In 1981 Phyllis shared her concerns for the needy children with the United Methodist Cooperative Ministries. They agreed to establish a food pantry if Phyllis would volunteer to manage it. She agreed and the United Methodist Cooperative Food Pantry became a reality.

As you can imagine there was a lot of food to take in, shelve and dispense, and also food to purchase with donations received. From the beginning Phyllis established that 100% of the funds donated would be used for food. She, or other volunteers she recruited, would donate all other expenses. Phyllis and her husband, Wayne, would drive their station wagon to Toledo to buy food at a discount.

In 1989 The Food Pantry became an agency of the Lima Area Food Bank, currently known as the West Ohio Food Bank. Between October of' '89' and September '99' Phyllis, Wayne and their station wagon made over 100 trips to Lima for food, a distance of over seventy miles round trip. Phyllis arranged for our Food Pantry to become an agency of Second Harvest in 1999.  Second Harvest now supplies some of our food at no cost to us.

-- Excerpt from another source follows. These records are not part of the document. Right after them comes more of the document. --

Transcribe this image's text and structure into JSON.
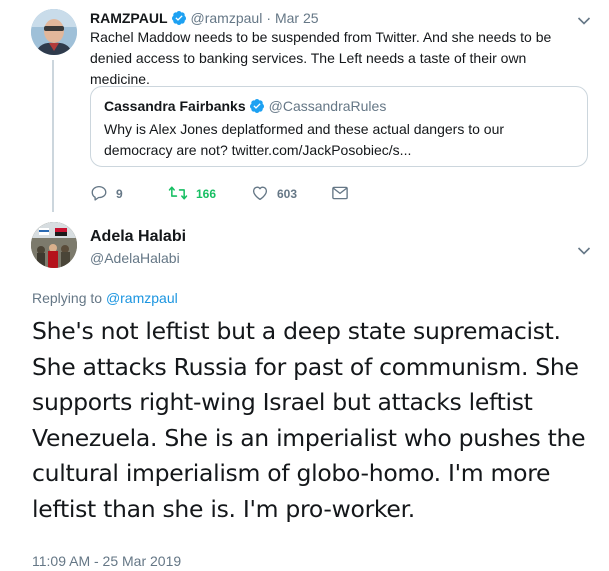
{
  "parent_tweet": {
    "author_name": "RAMZPAUL",
    "author_handle": "@ramzpaul",
    "separator": "·",
    "date": "Mar 25",
    "text": "Rachel Maddow needs to be suspended from Twitter. And she needs to be denied access to banking services. The Left needs a taste of their own medicine.",
    "quoted": {
      "author_name": "Cassandra Fairbanks",
      "author_handle": "@CassandraRules",
      "text": "Why is Alex Jones deplatformed and these actual dangers to our democracy are not? twitter.com/JackPosobiec/s..."
    },
    "actions": {
      "replies": "9",
      "retweets": "166",
      "likes": "603"
    }
  },
  "reply_tweet": {
    "author_name": "Adela Halabi",
    "author_handle": "@AdelaHalabi",
    "replying_prefix": "Replying to",
    "replying_to": "@ramzpaul",
    "text": "She's not leftist but a deep state supremacist. She attacks Russia for past of communism. She supports right-wing Israel but attacks leftist Venezuela. She is an imperialist who pushes the cultural imperialism of globo-homo. I'm more leftist than she is. I'm pro-worker.",
    "timestamp": "11:09 AM - 25 Mar 2019"
  },
  "colors": {
    "verified": "#1da1f2",
    "retweet_active": "#17bf63",
    "muted": "#657786",
    "link": "#1b95e0"
  },
  "icons": [
    "verified-badge-icon",
    "chevron-down-icon",
    "reply-icon",
    "retweet-icon",
    "like-icon",
    "direct-message-icon"
  ]
}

Phyllis worked in the pantry through the days and shared her concerns for the needy with any group that would have her speak in the evenings. Because of her efforts we now regularly receive donations from several churches that are not a part of Cooperative Ministries; we also receive donations from our area businesses, schools, sororities, county employees and youth groups. The Scouts conduct our biggest food drive each year. They distribute bags one Saturday and the following Saturday pick them up full of food.  Phyllis always managed to provide plenty of hot chocolate and cookies for the scouts.

Her efforts have resulted in making the Food Pantry a community effort to feed hungry children. It is truly a miracle.

Despite illnesses, which have seriously affected both Wayne and herself, Phyllis remained active in the Food Pantry until April 2002. Over the past 27 years she has contributed large amounts of time and money to feed the hungry. Phyllis and Wayne are of modest means and her contributions remind me of Luke 21:1-4.

It would have been easy for Phyllis to become discouraged by the immense task of trying to feed all the hungry children in the world but her philosophy was much the same as Mother Teresa's, "We can do no great things, only small things with great love."Each child fed is one child that won't go to bed hungry.

I soon will be posting what we are doing at the Children's Garden to help........Louise.


Monday, August 18, 2014

New Residents

The last few days I had a funny feeling that we were being inhabited by something or someone. The first signs came from the front landscape when I noticed someone had dug a hole in the mulch under one of the boxwood bushes. Since I was trying to clean up around the house from weeds that I unfortunately let grow, I flattened and covered the hole.

The following night when I came home in the dark my headlights caught the glimpse of a four legged furry creature fleeing from the house. Naturally, the next morning I decided to check it out, once again the hole had appeared in the same location. In double checking the rest of the boxwood's I discovered several branches just laying on the ground of one of the bushes. Now, how did that happen? I know I didn't cut them.

Saturday, my husband mowed our lawn, we had to borrow a friends mower which is an unfortunate thing you have to do when yours breaks down and ends up in the shop. The following day I noticed a clump of grass and thought that's interesting, it wasn't there when he finished mowing. So, in the process of investigating, the mysterious and similar hole appeared in the lawn. Once again, I leveled it out!

So Tiny
Today as I ventured to work I looked at the area where the clump of grass was. I took a closer look and low and behold, we have new residents residing with us. I guess I feel bad now, I made the poor mother move from one location to another just so she could make a home for her babies.

Now all I need to do is prevent this guy from making a treat out of the new guests that our making our yard their home.

Hunter....Our Family Dog